Sex and contraception after birth

It’s normal to feel like you never want to have sex again after giving birth.

At some point you probably will want to have sex, so it’s good to be prepared and to think about contraception.

Take your time

Physically, there’s no reason why you shouldn’t have sex as soon as:

  • any bleeding has stopped
  • cuts or tears have healed

If you have sex before then:

  • it can hurt
  • there’s a chance you may get an infection if cuts and tears haven’t healed 

Doing pelvic floor exercises can help your body recover.

Many couples wait longer – it’s entirely up to you. The important thing is that you only have sex when you’re ready to.

Having sex after birth

There are many different ways to have sex. After giving birth you may feel you want to try something other than penetrative sex. As everybody's different, talk to each other about how you feel.

You and your partner may feel too tired for sex, and you may feel bruised after the birth or not ready emotionally.

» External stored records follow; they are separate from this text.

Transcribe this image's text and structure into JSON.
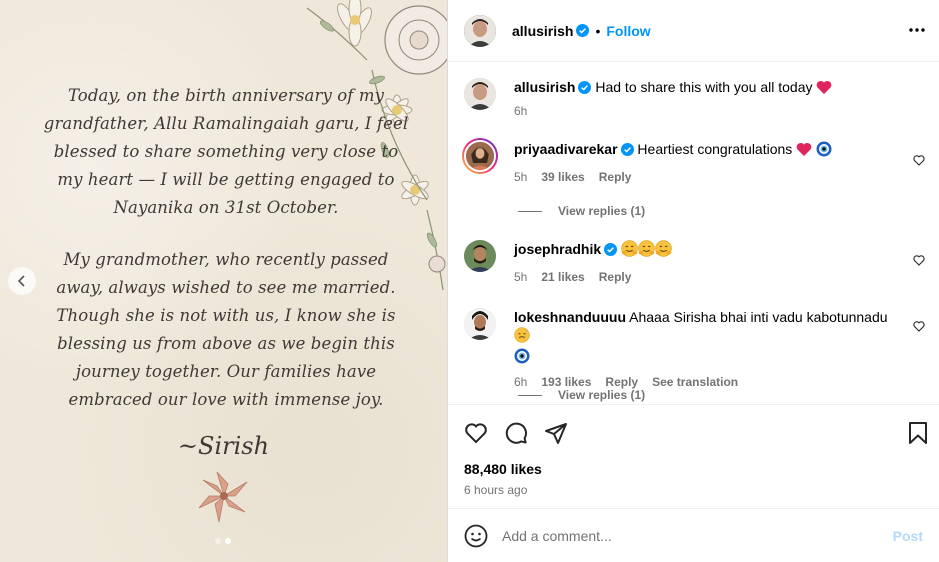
{
  "post": {
    "letter_para1": "Today, on the birth anniversary of my grandfather, Allu Ramalingaiah garu, I feel blessed to share something very close to my heart — I will be getting engaged to Nayanika on 31st October.",
    "letter_para2": "My grandmother, who recently passed away, always wished to see me married. Though she is not with us, I know she is blessing us from above as we begin this journey together. Our families have embraced our love with immense joy.",
    "signature": "~Sirish",
    "carousel_count": 2,
    "carousel_active": 2
  },
  "header": {
    "username": "allusirish",
    "separator": "•",
    "follow_label": "Follow"
  },
  "caption": {
    "username": "allusirish",
    "text": "Had to share this with you all today",
    "time": "6h"
  },
  "comments": [
    {
      "username": "priyaadivarekar",
      "verified": true,
      "text": "Heartiest congratulations",
      "time": "5h",
      "likes": "39 likes",
      "reply_label": "Reply",
      "view_replies": "View replies (1)"
    },
    {
      "username": "josephradhik",
      "verified": true,
      "text": "",
      "time": "5h",
      "likes": "21 likes",
      "reply_label": "Reply"
    },
    {
      "username": "lokeshnanduuuu",
      "verified": false,
      "text": "Ahaaa Sirisha bhai inti vadu kabotunnadu",
      "time": "6h",
      "likes": "193 likes",
      "reply_label": "Reply",
      "translation_label": "See translation",
      "view_replies": "View replies (1)"
    }
  ],
  "actions": {
    "likes": "88,480 likes",
    "time_ago": "6 hours ago"
  },
  "add_comment": {
    "placeholder": "Add a comment...",
    "post_label": "Post"
  },
  "colors": {
    "link_blue": "#0095f6",
    "post_disabled": "#b3dbff",
    "muted_text": "#737373",
    "paper": "#efe8da",
    "verified_blue": "#0095f6"
  }
}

When you do decide to have sex again you’ll both probably be a bit nervous, so use some lubrication and don’t rush it. If you’re finding sex hurts, stop and talk to your partner.

Choosing a contraceptive

There's a large choice of contraceptives available. What you choose will depend on whether:

  • you’re breastfeeding
  • you want to have another baby and, if so, when

Ask your midwife, health visitor or family nurse to give you information about:

  • the different kinds of contraception
  • how effective they are
  • any side effects

If you decide not to use contraception, talk to your midwife, health visitor, family nurse or GP about what this could mean for you.

Types of contraceptive

The main types of contraception are:

  • long-acting, reversible contraception (LARC), such as implants, intrauterine devices (IUD or the coil) and injections
  • condoms
  • the pill (combined and progestogen-only)
  • diaphragms
  • permanent contraception, such as sterilisation and vasectomy
  • natural family planning

More about the different types of contraception

Breastfeeding as a contraceptive

Some women use breastfeeding as a method of contraception. This method isn't as reliable as other forms of contraception such as LARC.

If you choose to use this method you need to start it straight away or within 3 weeks of birth.

How effective is it?

Breastfeeding as a contraceptive is likely to be most effective if you’re:

  • using it in the first 6 months after your baby's born
  • not having any periods
  • fully breastfeeding and not also giving infant formula

It becomes less effective:

  • when your periods start again
  • when your baby's 6 months or older
  • if you start reducing the number of times you breastfeed, for example if you stop night feeds or start using infant formula feeds

Trying for another baby

You can get pregnant as little as 3 weeks after the birth of a baby, even if you’re breastfeeding and your periods haven’t started again.

If you’re planning on having sex that could lead to pregnancy, you should start using contraception no later than 3 weeks after your baby's born.

There are lots of benefits to leaving a gap of at least 18 months between one baby and the next.

More about having another baby